State Senator J.D. Mesnard (R-Chandler) wants Arizonans to say yes. He is the sponsor of Prop 131, a November ballot initiative that would create the new position Lieutenant Governor of Arizona. The Lt. Governor would be of the same party as candidates running for Governor, and they would run on the same ticket.

“We’ve had governors convicted of felonies, passed away, appointed to other positions,” said Sen. Mesnard. “A lot of people don’t realize, even when a Governor leaves the state on a temporary basis, the powers of government fall to the next in line, which is the Secretary of State.”

For Sen. Mesnard and supporters of Prop. 131, that’s the problem. Arizona’s current line of succession is set up in such a way that if the Governor steps down, resigns, or dies, the Secretary of State takes over, even if they are from a different political party. Political consultant Doug Cole with HighGround said there have been four times in the past 40 years when an Arizona Governor has been replaced by a Secretary of State from a different political party.

“It can be very disruptive, like it was in 2009 when you had Janet Napolitano, a Democrat, resign, to be replaced by the Secretary of State, and a very conservative Jan Brewer coming in behind,” said Cole. He said the goal behind having a Lt. Governor is to create more continuity, with Arizona’s top two elected officials having the same philosophy, values and priorities.
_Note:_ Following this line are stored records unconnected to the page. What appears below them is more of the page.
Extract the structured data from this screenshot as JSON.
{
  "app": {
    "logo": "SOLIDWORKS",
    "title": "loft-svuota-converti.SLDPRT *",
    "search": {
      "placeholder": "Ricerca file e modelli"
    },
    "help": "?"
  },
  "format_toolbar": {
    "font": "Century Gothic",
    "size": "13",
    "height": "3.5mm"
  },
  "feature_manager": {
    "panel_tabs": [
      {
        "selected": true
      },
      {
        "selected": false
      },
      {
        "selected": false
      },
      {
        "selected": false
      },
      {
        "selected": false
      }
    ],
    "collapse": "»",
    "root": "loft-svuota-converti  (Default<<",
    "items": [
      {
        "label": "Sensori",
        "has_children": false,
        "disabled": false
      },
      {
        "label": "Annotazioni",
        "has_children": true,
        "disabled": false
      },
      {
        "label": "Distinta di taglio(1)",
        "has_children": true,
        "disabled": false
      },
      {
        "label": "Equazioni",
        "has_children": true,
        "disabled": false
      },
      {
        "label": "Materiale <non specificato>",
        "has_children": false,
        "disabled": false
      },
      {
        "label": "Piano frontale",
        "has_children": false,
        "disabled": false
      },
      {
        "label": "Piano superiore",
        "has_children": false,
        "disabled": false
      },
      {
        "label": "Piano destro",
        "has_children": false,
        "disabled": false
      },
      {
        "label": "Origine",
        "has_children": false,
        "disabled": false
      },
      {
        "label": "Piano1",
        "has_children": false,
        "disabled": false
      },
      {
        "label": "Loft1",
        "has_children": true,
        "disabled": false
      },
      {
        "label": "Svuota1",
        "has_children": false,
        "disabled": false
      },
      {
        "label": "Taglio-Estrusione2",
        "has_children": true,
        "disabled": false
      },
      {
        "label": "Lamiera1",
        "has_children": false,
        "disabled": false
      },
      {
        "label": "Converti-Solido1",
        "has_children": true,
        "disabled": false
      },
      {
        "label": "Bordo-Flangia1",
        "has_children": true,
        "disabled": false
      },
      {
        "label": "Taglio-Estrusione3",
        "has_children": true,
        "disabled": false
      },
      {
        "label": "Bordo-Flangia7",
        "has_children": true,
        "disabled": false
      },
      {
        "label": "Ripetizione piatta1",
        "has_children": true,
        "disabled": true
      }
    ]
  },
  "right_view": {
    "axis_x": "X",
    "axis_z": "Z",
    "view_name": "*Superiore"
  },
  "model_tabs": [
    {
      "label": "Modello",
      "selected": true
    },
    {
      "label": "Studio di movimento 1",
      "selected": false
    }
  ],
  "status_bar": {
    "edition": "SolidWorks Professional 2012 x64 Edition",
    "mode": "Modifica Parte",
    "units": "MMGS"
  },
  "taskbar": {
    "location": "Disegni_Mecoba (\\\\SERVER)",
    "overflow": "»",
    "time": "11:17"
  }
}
The push to create the new position has received support from both Republicans and Democrats at the state legislature. “It’s benefitted both parties,” Cole said.